▸ About this exercise
Where "selected" appears in a line of the entries below, that line should be copied.

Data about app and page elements
+--
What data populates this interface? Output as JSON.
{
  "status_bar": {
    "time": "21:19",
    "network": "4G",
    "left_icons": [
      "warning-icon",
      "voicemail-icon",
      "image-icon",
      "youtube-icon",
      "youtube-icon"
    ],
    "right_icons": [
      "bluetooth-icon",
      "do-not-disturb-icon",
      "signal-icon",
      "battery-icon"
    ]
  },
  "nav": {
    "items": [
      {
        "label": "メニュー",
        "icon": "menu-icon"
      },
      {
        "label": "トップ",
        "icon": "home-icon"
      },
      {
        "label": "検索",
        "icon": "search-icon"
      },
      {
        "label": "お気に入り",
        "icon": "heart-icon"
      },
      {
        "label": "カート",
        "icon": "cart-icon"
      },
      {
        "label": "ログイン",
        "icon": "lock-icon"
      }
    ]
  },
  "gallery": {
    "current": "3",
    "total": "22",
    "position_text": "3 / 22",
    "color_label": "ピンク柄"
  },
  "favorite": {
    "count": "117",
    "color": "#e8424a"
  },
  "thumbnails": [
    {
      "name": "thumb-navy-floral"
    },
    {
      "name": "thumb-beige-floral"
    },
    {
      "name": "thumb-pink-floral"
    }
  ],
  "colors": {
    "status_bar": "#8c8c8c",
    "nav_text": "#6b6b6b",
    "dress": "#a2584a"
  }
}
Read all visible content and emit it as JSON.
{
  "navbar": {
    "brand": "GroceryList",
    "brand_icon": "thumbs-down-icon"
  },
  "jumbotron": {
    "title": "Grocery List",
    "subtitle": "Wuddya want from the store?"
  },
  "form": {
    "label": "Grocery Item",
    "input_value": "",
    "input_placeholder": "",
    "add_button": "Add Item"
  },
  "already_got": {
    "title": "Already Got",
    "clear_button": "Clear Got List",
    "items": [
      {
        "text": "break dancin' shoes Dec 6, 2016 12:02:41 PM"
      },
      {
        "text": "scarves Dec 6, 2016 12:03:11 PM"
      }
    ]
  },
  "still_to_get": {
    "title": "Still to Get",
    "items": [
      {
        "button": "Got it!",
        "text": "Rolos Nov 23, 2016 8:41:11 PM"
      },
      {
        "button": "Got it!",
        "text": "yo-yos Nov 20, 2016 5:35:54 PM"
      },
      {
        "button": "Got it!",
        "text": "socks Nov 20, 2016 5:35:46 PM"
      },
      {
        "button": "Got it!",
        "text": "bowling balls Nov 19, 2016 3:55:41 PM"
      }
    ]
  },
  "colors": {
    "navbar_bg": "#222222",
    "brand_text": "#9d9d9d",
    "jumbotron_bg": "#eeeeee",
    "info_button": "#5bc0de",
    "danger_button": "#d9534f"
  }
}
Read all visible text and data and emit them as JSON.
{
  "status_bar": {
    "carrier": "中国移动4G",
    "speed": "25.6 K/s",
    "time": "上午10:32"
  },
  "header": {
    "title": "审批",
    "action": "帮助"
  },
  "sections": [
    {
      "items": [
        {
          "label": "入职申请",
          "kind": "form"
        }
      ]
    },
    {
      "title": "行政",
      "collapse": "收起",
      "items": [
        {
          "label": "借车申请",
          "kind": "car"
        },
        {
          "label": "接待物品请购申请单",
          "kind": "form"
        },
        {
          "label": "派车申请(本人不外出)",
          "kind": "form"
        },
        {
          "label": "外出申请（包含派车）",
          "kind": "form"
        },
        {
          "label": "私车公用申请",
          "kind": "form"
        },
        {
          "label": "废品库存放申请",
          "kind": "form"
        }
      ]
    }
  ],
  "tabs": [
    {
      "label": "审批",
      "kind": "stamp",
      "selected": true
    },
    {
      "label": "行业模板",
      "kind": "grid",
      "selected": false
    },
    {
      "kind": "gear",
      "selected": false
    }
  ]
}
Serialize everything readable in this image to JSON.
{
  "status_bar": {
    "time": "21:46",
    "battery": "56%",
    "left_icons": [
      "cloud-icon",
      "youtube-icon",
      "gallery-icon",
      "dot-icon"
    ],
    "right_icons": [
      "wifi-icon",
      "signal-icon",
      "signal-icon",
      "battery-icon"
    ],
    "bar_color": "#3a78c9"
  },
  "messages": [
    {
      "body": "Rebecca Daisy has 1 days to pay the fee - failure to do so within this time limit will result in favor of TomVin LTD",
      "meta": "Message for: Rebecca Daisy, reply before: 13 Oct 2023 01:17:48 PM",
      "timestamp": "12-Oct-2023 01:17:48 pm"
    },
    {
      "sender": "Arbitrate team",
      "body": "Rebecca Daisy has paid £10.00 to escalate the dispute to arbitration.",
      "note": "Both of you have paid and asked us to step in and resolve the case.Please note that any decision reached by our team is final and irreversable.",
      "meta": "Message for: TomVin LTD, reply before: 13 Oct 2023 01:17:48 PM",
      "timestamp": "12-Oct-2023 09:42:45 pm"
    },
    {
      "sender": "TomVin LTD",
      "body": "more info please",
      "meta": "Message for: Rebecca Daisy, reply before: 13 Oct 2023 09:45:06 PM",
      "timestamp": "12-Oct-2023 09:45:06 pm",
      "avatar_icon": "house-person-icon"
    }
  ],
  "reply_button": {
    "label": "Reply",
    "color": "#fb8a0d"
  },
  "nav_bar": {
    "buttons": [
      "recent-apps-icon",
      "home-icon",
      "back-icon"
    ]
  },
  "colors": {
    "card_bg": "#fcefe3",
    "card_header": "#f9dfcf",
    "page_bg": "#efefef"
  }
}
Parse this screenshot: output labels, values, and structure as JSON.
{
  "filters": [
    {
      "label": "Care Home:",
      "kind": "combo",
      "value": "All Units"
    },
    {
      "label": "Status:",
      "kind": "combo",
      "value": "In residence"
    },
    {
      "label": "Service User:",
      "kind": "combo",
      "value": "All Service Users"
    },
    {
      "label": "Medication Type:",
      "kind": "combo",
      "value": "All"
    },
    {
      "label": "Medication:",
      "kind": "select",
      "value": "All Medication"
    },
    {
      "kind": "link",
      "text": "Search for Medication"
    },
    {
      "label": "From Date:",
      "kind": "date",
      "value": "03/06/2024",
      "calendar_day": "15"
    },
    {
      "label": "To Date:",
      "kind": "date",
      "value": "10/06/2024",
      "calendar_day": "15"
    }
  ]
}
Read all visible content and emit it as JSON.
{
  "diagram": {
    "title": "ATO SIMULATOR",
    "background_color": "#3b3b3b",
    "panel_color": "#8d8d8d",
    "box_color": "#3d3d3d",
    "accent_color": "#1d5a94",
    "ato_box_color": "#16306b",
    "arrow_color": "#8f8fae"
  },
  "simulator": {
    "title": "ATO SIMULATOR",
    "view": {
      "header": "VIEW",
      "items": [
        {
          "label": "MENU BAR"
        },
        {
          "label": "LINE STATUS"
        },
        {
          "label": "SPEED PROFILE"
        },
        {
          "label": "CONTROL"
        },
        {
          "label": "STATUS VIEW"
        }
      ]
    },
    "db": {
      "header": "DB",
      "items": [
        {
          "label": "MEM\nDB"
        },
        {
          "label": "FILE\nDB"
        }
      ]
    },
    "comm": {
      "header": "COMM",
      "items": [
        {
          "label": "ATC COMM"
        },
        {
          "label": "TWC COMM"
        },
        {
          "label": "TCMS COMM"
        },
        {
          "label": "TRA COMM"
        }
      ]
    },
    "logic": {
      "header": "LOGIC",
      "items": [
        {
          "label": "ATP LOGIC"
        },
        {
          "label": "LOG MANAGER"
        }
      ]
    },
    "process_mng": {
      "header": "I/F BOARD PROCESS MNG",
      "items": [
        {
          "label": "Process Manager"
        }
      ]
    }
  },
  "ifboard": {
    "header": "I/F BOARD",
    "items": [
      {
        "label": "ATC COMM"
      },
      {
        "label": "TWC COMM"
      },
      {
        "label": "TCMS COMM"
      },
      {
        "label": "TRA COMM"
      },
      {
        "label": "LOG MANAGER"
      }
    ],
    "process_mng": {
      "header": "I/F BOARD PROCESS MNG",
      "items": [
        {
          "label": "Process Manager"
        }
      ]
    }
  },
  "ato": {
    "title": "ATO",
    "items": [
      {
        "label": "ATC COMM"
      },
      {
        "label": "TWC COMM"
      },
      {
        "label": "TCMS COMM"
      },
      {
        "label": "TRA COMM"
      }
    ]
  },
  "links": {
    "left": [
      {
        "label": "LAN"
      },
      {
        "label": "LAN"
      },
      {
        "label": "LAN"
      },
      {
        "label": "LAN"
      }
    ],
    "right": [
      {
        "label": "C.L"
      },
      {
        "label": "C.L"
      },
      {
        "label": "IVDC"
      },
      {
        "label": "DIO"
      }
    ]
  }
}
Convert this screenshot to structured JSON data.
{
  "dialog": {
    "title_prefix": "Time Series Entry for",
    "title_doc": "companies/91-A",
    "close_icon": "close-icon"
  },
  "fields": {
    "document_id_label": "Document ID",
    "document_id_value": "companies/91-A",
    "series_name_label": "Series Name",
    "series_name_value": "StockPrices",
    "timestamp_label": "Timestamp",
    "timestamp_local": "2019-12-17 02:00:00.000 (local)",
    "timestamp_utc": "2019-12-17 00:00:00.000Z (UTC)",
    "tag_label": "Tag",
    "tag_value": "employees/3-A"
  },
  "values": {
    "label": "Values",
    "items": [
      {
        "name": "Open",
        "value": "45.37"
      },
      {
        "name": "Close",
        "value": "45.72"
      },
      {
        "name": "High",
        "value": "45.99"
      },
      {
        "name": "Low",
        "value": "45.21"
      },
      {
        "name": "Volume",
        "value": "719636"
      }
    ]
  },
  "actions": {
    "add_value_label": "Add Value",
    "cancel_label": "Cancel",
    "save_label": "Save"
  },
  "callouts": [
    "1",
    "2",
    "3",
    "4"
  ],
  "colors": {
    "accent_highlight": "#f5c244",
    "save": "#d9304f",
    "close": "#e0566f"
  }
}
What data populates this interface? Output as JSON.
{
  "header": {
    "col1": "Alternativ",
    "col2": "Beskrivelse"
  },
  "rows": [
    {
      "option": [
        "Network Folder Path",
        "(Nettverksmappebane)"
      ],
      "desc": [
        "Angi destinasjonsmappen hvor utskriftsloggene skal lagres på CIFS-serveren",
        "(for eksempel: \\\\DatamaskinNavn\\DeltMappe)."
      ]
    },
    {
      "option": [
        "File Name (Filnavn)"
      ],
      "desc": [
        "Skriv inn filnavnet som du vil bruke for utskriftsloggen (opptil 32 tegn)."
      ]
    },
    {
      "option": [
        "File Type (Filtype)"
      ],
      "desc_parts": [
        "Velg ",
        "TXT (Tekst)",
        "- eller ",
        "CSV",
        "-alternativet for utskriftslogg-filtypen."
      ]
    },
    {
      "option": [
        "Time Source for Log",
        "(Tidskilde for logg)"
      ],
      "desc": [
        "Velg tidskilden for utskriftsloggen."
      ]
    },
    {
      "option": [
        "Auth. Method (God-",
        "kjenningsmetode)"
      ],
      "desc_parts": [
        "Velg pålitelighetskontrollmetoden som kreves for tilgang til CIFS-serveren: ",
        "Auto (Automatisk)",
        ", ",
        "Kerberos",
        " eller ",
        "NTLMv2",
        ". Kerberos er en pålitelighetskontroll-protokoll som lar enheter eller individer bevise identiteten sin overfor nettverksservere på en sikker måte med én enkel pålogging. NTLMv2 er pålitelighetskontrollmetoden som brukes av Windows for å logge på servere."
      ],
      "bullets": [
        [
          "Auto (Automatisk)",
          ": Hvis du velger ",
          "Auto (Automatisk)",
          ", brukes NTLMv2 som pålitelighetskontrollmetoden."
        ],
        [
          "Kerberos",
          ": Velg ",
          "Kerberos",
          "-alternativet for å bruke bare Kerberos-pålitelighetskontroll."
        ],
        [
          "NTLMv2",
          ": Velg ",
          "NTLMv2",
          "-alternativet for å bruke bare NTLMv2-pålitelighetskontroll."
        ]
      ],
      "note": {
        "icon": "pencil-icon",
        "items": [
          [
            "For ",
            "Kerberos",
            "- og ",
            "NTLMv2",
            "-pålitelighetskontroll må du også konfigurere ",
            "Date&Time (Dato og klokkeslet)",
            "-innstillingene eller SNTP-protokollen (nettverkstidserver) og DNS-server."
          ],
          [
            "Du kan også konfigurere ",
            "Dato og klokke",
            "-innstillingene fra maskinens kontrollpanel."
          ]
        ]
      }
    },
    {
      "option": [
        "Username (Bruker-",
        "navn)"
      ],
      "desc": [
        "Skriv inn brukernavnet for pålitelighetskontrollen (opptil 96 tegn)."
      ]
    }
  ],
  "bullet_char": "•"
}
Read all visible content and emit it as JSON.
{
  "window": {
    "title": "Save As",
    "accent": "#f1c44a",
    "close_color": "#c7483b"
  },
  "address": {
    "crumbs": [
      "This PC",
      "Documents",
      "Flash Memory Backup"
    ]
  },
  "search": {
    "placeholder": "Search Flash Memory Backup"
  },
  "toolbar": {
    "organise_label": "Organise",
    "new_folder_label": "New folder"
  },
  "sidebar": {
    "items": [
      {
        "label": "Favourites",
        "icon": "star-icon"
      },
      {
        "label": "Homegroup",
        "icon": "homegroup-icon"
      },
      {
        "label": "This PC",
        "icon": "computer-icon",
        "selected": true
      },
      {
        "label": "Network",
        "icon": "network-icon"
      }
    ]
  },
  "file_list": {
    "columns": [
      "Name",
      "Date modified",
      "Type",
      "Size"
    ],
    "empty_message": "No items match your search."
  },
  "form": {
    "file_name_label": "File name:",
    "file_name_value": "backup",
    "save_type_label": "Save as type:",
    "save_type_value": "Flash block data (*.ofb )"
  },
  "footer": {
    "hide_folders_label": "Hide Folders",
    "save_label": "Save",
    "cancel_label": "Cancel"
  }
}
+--
▸ Result of this task
      "selected": true
      "selected": false
      "selected": false
        "selected": true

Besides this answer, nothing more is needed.